(Dataset rows for apps and sites)
────────────────────

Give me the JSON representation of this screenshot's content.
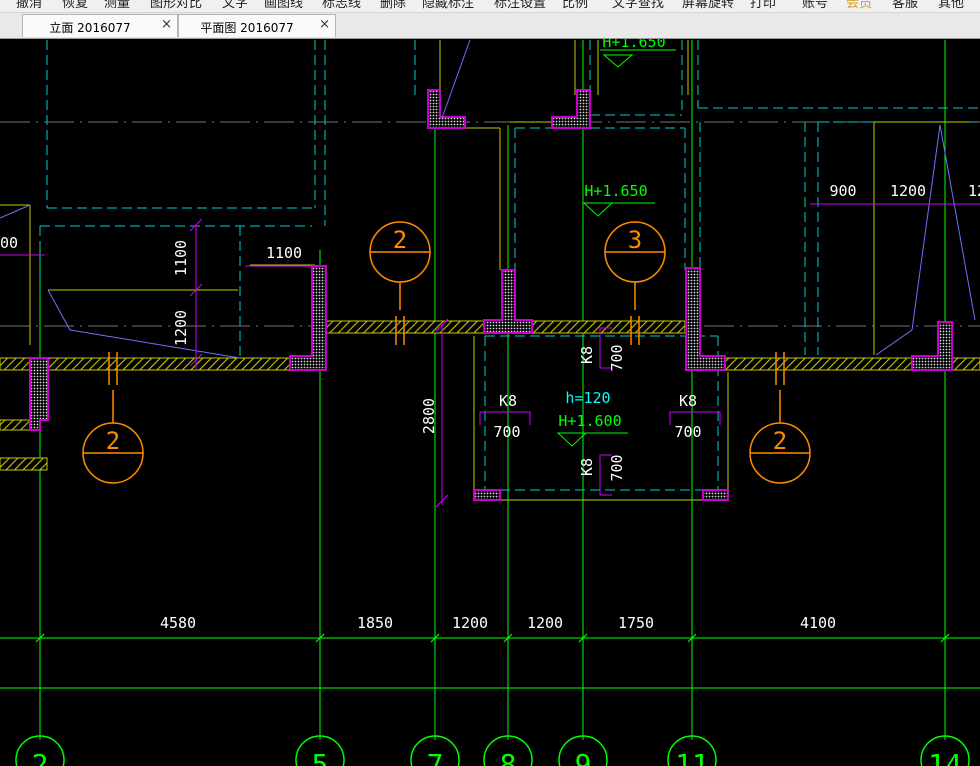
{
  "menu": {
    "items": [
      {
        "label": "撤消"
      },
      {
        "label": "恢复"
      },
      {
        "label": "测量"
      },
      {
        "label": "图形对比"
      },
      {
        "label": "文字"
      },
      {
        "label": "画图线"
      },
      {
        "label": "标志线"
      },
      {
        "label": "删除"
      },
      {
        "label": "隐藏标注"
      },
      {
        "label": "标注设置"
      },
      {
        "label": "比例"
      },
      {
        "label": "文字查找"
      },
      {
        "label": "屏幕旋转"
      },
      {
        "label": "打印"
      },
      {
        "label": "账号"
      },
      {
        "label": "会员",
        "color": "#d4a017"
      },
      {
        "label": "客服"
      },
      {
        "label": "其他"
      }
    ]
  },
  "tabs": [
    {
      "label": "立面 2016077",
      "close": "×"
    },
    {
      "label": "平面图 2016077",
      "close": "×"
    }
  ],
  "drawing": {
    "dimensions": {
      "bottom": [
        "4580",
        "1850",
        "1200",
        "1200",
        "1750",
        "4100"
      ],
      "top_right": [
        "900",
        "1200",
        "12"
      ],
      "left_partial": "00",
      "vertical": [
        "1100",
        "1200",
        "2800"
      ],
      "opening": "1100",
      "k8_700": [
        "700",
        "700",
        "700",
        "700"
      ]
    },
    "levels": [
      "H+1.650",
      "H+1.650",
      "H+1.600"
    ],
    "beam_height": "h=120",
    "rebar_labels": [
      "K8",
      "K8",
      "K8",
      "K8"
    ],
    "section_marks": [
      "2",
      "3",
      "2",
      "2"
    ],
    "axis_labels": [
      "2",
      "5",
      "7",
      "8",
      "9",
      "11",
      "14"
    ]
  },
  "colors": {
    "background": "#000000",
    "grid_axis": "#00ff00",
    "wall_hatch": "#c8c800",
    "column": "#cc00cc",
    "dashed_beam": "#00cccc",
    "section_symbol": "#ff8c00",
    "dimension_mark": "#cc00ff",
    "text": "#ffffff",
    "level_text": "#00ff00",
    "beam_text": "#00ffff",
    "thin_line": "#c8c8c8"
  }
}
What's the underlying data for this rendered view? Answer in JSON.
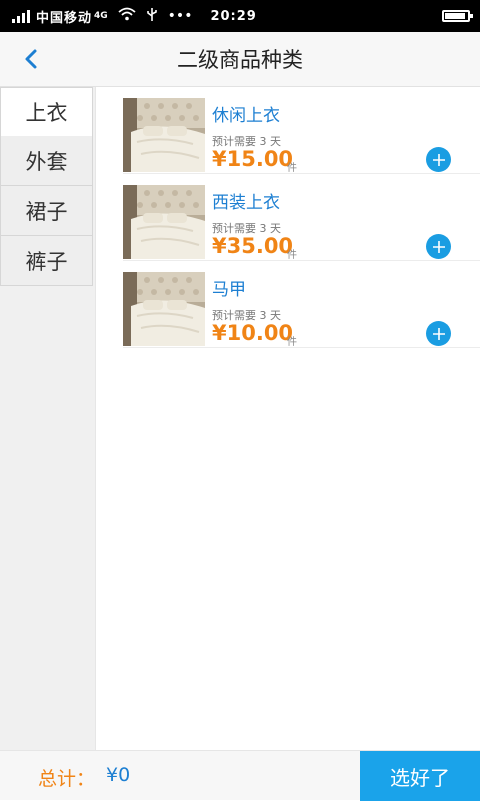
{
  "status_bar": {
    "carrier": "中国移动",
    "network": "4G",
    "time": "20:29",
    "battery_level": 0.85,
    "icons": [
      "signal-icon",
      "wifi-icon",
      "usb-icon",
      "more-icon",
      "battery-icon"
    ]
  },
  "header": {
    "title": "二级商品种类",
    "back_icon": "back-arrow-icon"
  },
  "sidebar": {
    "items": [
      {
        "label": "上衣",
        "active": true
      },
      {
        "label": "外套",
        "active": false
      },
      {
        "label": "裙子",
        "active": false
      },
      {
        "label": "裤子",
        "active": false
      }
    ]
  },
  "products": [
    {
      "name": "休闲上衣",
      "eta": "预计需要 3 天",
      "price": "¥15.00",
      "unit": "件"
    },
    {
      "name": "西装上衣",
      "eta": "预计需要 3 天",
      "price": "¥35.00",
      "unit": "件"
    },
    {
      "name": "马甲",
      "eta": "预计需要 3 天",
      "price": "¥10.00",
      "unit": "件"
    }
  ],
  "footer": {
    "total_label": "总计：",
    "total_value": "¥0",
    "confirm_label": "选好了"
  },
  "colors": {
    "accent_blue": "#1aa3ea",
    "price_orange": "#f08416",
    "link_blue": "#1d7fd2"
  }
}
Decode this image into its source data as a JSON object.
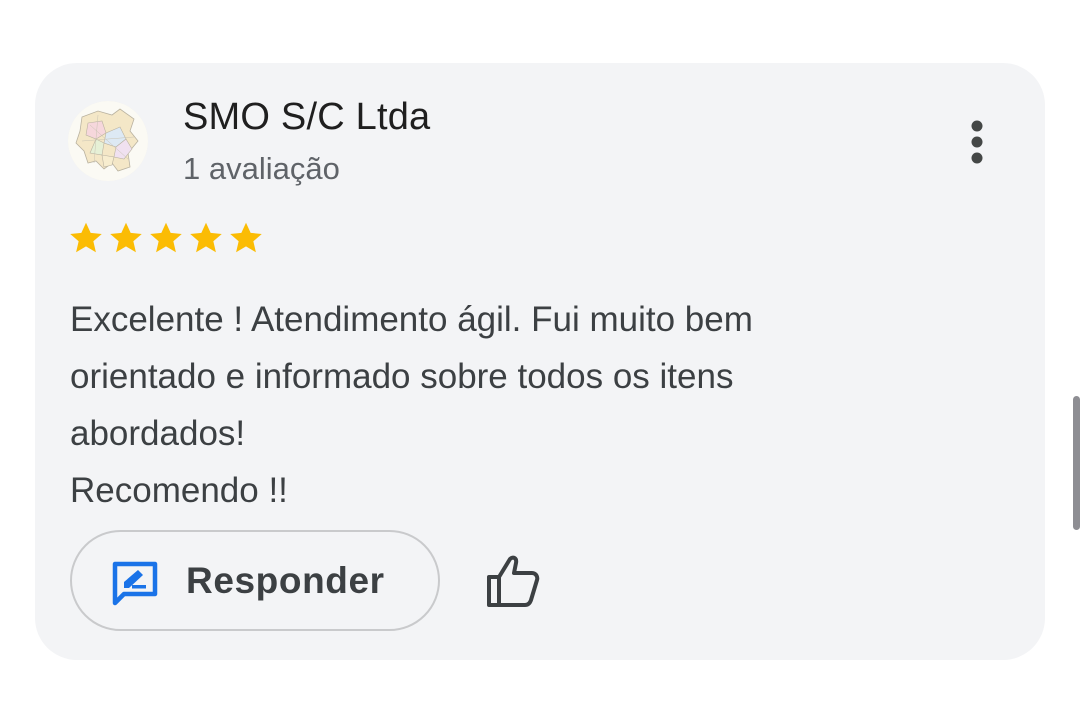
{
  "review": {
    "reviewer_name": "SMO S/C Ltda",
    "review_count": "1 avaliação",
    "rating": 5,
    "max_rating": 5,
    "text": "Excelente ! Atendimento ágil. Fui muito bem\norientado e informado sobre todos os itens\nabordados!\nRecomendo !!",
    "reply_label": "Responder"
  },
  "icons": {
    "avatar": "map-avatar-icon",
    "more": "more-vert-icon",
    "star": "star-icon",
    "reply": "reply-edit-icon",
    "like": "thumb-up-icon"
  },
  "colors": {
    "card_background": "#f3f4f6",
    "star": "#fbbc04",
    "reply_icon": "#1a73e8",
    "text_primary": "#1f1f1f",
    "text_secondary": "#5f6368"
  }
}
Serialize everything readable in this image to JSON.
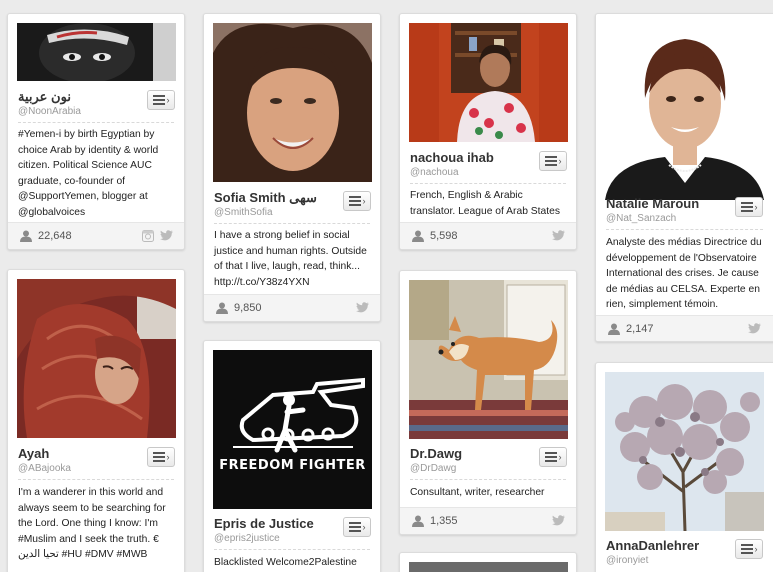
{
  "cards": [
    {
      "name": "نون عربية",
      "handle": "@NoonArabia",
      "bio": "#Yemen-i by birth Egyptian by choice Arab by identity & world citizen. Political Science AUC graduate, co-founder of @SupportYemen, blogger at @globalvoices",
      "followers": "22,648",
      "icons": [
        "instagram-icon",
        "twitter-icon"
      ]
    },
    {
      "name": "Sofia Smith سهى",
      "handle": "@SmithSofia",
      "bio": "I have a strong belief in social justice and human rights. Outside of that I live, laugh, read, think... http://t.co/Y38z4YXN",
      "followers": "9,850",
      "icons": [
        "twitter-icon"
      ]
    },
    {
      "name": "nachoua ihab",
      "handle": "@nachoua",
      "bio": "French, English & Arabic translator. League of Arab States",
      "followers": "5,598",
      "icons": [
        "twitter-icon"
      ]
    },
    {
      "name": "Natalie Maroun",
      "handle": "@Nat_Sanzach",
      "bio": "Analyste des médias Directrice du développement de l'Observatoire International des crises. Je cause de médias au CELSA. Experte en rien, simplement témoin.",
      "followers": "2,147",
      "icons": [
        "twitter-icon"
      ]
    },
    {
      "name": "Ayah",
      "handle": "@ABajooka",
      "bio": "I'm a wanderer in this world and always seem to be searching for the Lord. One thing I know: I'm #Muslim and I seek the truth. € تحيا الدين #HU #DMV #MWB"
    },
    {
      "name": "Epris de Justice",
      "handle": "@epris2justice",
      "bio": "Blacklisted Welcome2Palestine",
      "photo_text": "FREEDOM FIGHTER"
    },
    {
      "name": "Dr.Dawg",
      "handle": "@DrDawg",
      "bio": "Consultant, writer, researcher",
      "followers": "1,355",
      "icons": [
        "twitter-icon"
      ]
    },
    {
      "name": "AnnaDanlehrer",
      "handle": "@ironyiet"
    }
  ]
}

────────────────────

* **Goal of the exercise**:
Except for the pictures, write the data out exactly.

* **Response to the task**:
Give me the JSON representation of this screenshot's content.
{
  "menu": {
    "items": [
      {
        "label": "撤消"
      },
      {
        "label": "恢复"
      },
      {
        "label": "测量"
      },
      {
        "label": "图形对比"
      },
      {
        "label": "文字"
      },
      {
        "label": "画图线"
      },
      {
        "label": "标志线"
      },
      {
        "label": "删除"
      },
      {
        "label": "隐藏标注"
      },
      {
        "label": "标注设置"
      },
      {
        "label": "比例"
      },
      {
        "label": "文字查找"
      },
      {
        "label": "屏幕旋转"
      },
      {
        "label": "打印"
      },
      {
        "label": "账号"
      },
      {
        "label": "会员",
        "color": "#d4a017"
      },
      {
        "label": "客服"
      },
      {
        "label": "其他"
      }
    ]
  },
  "tabs": [
    {
      "label": "立面 2016077",
      "close": "×"
    },
    {
      "label": "平面图 2016077",
      "close": "×"
    }
  ],
  "drawing": {
    "dimensions": {
      "bottom": [
        "4580",
        "1850",
        "1200",
        "1200",
        "1750",
        "4100"
      ],
      "top_right": [
        "900",
        "1200",
        "12"
      ],
      "left_partial": "00",
      "vertical": [
        "1100",
        "1200",
        "2800"
      ],
      "opening": "1100",
      "k8_700": [
        "700",
        "700",
        "700",
        "700"
      ]
    },
    "levels": [
      "H+1.650",
      "H+1.650",
      "H+1.600"
    ],
    "beam_height": "h=120",
    "rebar_labels": [
      "K8",
      "K8",
      "K8",
      "K8"
    ],
    "section_marks": [
      "2",
      "3",
      "2",
      "2"
    ],
    "axis_labels": [
      "2",
      "5",
      "7",
      "8",
      "9",
      "11",
      "14"
    ]
  },
  "colors": {
    "background": "#000000",
    "grid_axis": "#00ff00",
    "wall_hatch": "#c8c800",
    "column": "#cc00cc",
    "dashed_beam": "#00cccc",
    "section_symbol": "#ff8c00",
    "dimension_mark": "#cc00ff",
    "text": "#ffffff",
    "level_text": "#00ff00",
    "beam_text": "#00ffff",
    "thin_line": "#c8c8c8"
  }
}
What's the underlying data for this rendered view? Answer in JSON.
{
  "status_bar": {
    "carrier": "中国移动",
    "network": "4G",
    "time": "20:29",
    "battery_level": 0.85,
    "icons": [
      "signal-icon",
      "wifi-icon",
      "usb-icon",
      "more-icon",
      "battery-icon"
    ]
  },
  "header": {
    "title": "二级商品种类",
    "back_icon": "back-arrow-icon"
  },
  "sidebar": {
    "items": [
      {
        "label": "上衣",
        "active": true
      },
      {
        "label": "外套",
        "active": false
      },
      {
        "label": "裙子",
        "active": false
      },
      {
        "label": "裤子",
        "active": false
      }
    ]
  },
  "products": [
    {
      "name": "休闲上衣",
      "eta": "预计需要 3 天",
      "price": "¥15.00",
      "unit": "件"
    },
    {
      "name": "西装上衣",
      "eta": "预计需要 3 天",
      "price": "¥35.00",
      "unit": "件"
    },
    {
      "name": "马甲",
      "eta": "预计需要 3 天",
      "price": "¥10.00",
      "unit": "件"
    }
  ],
  "footer": {
    "total_label": "总计：",
    "total_value": "¥0",
    "confirm_label": "选好了"
  },
  "colors": {
    "accent_blue": "#1aa3ea",
    "price_orange": "#f08416",
    "link_blue": "#1d7fd2"
  }
}
Decode this image into its source data as a JSON object.
{
  "review": {
    "reviewer_name": "SMO S/C Ltda",
    "review_count": "1 avaliação",
    "rating": 5,
    "max_rating": 5,
    "text": "Excelente ! Atendimento ágil. Fui muito bem\norientado e informado sobre todos os itens\nabordados!\nRecomendo !!",
    "reply_label": "Responder"
  },
  "icons": {
    "avatar": "map-avatar-icon",
    "more": "more-vert-icon",
    "star": "star-icon",
    "reply": "reply-edit-icon",
    "like": "thumb-up-icon"
  },
  "colors": {
    "card_background": "#f3f4f6",
    "star": "#fbbc04",
    "reply_icon": "#1a73e8",
    "text_primary": "#1f1f1f",
    "text_secondary": "#5f6368"
  }
}
Serialize everything readable in this image to JSON.
{
  "cards": [
    {
      "name": "نون عربية",
      "handle": "@NoonArabia",
      "bio": "#Yemen-i by birth Egyptian by choice Arab by identity & world citizen. Political Science AUC graduate, co-founder of @SupportYemen, blogger at @globalvoices",
      "followers": "22,648",
      "icons": [
        "instagram-icon",
        "twitter-icon"
      ]
    },
    {
      "name": "Sofia Smith سهى",
      "handle": "@SmithSofia",
      "bio": "I have a strong belief in social justice and human rights. Outside of that I live, laugh, read, think... http://t.co/Y38z4YXN",
      "followers": "9,850",
      "icons": [
        "twitter-icon"
      ]
    },
    {
      "name": "nachoua ihab",
      "handle": "@nachoua",
      "bio": "French, English & Arabic translator. League of Arab States",
      "followers": "5,598",
      "icons": [
        "twitter-icon"
      ]
    },
    {
      "name": "Natalie Maroun",
      "handle": "@Nat_Sanzach",
      "bio": "Analyste des médias Directrice du développement de l'Observatoire International des crises. Je cause de médias au CELSA. Experte en rien, simplement témoin.",
      "followers": "2,147",
      "icons": [
        "twitter-icon"
      ]
    },
    {
      "name": "Ayah",
      "handle": "@ABajooka",
      "bio": "I'm a wanderer in this world and always seem to be searching for the Lord. One thing I know: I'm #Muslim and I seek the truth. € تحيا الدين #HU #DMV #MWB"
    },
    {
      "name": "Epris de Justice",
      "handle": "@epris2justice",
      "bio": "Blacklisted Welcome2Palestine",
      "photo_text": "FREEDOM FIGHTER"
    },
    {
      "name": "Dr.Dawg",
      "handle": "@DrDawg",
      "bio": "Consultant, writer, researcher",
      "followers": "1,355",
      "icons": [
        "twitter-icon"
      ]
    },
    {
      "name": "AnnaDanlehrer",
      "handle": "@ironyiet"
    }
  ]
}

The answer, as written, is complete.